▶ [WORK INSTRUCTION]
Search the data below for the string "with". Extract every line that contains it.
═════ SOURCE MATERIAL ═════
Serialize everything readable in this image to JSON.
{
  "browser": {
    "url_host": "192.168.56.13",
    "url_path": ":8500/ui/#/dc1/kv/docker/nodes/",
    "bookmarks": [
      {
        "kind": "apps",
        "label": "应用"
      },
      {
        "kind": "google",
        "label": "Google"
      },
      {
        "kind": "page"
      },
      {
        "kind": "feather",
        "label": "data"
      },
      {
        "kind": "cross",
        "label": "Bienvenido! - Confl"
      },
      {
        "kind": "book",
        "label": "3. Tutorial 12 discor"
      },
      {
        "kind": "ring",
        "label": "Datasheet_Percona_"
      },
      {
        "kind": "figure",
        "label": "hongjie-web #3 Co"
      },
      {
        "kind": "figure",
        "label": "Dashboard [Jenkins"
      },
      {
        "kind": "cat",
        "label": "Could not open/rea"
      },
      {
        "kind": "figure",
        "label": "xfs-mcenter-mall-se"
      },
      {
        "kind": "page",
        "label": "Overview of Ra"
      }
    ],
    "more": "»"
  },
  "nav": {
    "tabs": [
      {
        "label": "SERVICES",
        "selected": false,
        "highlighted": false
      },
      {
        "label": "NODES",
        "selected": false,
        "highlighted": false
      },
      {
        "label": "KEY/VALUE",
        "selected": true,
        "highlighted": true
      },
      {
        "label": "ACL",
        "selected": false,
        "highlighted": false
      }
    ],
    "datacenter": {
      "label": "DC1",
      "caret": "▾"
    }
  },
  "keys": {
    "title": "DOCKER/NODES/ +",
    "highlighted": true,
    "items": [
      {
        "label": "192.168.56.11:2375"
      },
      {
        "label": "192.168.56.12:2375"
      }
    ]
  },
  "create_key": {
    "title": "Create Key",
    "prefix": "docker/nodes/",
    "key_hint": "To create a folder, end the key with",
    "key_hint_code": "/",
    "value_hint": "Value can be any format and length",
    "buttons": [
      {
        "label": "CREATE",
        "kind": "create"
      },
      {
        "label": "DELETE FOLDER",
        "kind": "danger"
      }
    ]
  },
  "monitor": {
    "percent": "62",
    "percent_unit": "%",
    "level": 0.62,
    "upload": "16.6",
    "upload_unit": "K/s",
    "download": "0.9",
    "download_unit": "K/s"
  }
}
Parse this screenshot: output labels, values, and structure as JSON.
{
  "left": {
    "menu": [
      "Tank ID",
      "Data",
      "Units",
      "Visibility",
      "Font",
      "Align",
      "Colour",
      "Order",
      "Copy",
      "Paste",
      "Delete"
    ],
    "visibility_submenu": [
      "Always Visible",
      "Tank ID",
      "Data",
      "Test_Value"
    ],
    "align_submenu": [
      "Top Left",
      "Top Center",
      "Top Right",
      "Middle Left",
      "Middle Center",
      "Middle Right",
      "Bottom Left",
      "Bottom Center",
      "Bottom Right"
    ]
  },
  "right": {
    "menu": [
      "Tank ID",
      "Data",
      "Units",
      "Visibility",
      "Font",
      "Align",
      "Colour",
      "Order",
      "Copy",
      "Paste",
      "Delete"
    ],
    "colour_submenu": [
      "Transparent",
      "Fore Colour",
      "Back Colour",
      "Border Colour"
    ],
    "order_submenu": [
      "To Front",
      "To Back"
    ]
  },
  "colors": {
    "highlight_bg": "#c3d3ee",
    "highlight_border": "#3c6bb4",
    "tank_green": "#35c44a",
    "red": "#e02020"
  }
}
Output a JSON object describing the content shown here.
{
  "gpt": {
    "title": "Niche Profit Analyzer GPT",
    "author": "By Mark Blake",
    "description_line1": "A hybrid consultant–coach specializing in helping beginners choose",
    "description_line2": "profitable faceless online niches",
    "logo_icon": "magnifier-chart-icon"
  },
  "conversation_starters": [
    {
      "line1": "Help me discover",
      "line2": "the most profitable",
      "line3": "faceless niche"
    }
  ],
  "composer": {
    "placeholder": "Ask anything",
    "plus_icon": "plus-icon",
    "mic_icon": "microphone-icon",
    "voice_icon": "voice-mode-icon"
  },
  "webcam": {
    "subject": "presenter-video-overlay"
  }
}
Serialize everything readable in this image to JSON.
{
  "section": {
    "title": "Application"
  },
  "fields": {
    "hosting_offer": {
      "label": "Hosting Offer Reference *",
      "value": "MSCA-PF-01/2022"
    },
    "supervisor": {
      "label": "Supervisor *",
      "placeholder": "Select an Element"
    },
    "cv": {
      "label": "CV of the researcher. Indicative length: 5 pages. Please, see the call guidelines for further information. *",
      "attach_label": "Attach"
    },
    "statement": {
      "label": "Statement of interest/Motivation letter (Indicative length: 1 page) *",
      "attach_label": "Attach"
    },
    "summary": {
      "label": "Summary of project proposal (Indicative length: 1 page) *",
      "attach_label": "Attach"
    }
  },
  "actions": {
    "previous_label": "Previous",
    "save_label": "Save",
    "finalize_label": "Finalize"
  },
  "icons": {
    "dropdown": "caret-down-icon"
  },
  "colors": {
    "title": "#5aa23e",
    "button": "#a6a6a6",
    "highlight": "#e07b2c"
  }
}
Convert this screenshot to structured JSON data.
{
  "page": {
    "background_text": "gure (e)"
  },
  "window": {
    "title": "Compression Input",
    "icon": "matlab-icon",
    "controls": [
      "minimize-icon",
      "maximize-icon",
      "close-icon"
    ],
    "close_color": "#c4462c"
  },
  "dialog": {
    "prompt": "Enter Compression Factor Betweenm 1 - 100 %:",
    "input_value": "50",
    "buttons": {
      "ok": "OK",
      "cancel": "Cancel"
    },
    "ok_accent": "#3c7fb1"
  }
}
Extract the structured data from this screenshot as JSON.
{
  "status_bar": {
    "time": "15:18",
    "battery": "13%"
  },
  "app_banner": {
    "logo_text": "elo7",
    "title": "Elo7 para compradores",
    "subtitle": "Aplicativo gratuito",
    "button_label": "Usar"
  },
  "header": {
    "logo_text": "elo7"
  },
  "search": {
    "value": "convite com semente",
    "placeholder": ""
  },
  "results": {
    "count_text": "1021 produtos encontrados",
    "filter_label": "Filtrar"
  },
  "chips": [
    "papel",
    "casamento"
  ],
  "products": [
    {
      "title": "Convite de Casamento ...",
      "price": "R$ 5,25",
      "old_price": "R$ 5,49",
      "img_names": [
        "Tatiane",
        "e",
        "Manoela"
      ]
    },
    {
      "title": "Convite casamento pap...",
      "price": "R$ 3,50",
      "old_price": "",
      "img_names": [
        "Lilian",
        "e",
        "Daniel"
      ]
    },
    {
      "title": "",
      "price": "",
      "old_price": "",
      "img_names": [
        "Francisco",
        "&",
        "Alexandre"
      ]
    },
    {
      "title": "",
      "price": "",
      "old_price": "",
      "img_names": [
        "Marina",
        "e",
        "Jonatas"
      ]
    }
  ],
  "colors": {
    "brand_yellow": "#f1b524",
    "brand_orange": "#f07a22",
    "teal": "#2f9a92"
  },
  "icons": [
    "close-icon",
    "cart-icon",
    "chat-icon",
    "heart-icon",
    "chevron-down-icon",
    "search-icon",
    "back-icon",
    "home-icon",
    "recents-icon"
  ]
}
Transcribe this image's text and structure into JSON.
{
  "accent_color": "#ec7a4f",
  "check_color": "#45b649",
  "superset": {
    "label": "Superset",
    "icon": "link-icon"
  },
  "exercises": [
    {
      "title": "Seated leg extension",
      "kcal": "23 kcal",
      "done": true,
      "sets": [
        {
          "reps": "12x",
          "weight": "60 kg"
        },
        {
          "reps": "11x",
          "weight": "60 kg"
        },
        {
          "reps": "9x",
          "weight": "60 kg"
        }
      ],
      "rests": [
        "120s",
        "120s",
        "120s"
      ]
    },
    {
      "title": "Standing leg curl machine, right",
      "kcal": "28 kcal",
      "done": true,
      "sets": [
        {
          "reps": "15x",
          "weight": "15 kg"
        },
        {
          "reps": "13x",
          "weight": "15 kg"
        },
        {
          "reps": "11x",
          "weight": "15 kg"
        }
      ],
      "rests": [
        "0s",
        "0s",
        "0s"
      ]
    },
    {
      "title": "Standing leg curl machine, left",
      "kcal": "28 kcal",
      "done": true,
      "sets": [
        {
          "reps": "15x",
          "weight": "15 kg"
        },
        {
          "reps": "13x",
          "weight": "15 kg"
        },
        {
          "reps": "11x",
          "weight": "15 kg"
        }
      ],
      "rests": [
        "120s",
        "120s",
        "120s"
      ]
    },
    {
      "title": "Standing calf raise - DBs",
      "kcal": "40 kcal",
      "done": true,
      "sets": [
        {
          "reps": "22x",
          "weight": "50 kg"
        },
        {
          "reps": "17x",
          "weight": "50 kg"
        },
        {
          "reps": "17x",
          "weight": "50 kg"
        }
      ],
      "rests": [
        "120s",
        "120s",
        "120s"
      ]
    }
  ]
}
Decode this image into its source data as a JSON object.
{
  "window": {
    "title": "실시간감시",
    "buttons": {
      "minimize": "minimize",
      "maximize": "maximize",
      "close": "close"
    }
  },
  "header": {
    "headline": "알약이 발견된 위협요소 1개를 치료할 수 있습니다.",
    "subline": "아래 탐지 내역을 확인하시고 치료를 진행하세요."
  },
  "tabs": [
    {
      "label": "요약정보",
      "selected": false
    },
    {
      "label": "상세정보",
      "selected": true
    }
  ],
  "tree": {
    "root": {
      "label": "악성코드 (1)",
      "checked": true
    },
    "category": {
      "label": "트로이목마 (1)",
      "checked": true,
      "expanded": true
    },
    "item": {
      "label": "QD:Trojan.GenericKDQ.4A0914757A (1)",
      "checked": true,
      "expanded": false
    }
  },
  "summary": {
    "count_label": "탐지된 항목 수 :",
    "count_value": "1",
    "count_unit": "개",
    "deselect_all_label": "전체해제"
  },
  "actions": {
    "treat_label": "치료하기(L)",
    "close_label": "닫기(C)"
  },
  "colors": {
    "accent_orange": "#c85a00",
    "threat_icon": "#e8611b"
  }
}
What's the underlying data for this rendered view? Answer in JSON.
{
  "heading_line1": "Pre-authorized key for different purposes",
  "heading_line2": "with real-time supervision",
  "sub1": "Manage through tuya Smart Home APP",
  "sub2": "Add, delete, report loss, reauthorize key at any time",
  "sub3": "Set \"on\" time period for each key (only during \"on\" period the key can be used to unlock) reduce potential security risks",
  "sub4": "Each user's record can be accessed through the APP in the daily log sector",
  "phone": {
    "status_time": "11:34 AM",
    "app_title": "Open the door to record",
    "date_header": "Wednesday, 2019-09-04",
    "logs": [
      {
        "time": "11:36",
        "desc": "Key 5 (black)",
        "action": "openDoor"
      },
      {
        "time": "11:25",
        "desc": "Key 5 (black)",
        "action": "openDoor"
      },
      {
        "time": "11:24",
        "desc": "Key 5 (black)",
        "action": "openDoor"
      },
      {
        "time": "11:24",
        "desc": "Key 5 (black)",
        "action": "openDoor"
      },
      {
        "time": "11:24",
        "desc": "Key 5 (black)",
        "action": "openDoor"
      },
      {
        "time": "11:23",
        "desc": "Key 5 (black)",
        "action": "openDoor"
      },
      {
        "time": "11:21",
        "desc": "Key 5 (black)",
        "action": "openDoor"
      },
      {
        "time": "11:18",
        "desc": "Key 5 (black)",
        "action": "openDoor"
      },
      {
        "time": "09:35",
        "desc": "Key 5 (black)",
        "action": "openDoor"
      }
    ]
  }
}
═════
▶ [SOLUTION FOR THIS EXERCISE]
    "key_hint": "To create a folder, end the key with",
  "heading_line2": "with real-time supervision",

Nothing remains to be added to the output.